I was made hip to an interesting strategy that Google has started around its Orkut social networking property. Given that Facebook is alluring nearly everyone on to its site, Google has decided to protect its network by blocking the export of contacts and other data as people try to migrate their online personas from Orkut to Facebook.
It reeks of the lame lock-in strategies that companies like Salesforce.com employed early on in the SaaS game: once you put your CRM data on our servers…we got you. Good luck accessing it when you leave (or in some instances like for data backup and cross-departmental reporting – ever) .
None of this is new, of course. From cell phone platforms, to IM clients, to applications – the development usually starts in silos, and thus creates problems when users try to do things that span across networks. We have seen these types of issues: I can’t send a video message to someone not on Verizon; I can’t IM with someone on Yahoo! IM when I’m on AIM; I can’t tweet from Facebook etc. – all solved by open standards that usually come after the initial development of the functionality.

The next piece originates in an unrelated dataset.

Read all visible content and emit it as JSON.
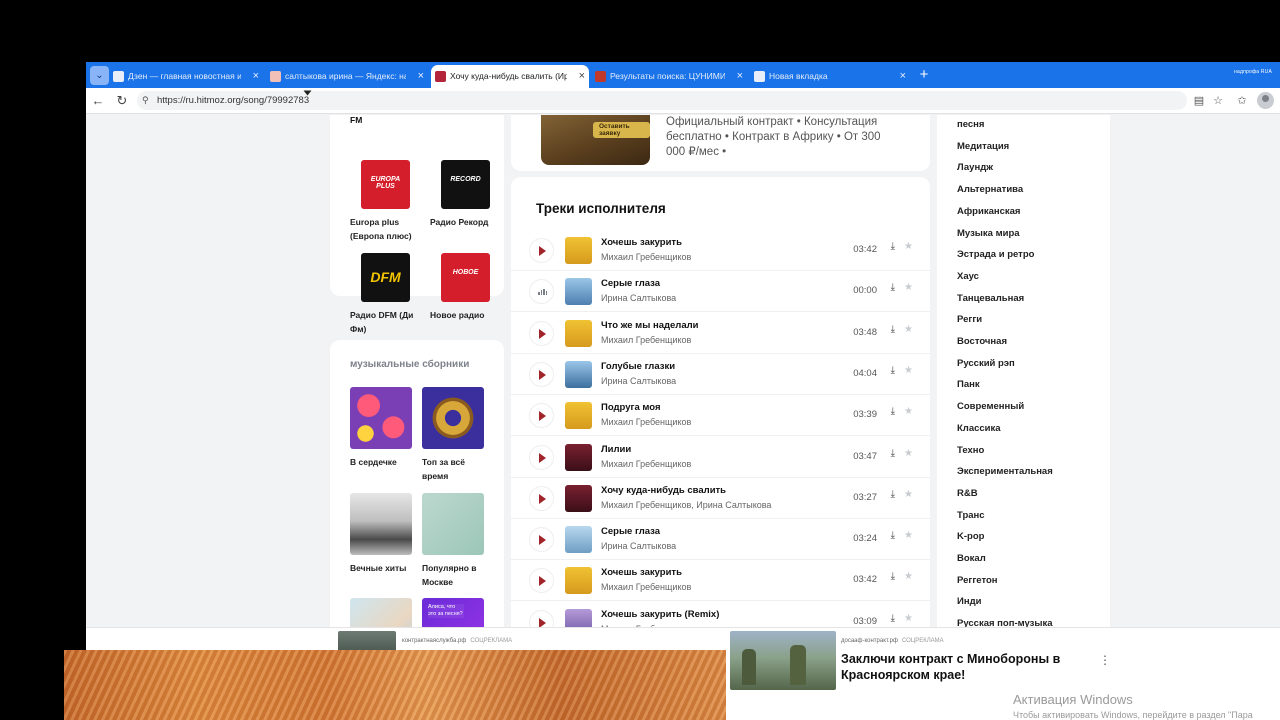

Google is acting in retrograde here. Instead of offering a quality experience and the ability to – say – keep your stuff in Orkut but have it appear more freely in other sites like Facebook, it is damaging the openness that the social web promises. Google should realize that ultimately – it is not important to Google where the individuals live online – since Google has a huge opportunity to work with every platform to expand its ad-driven revenue empire.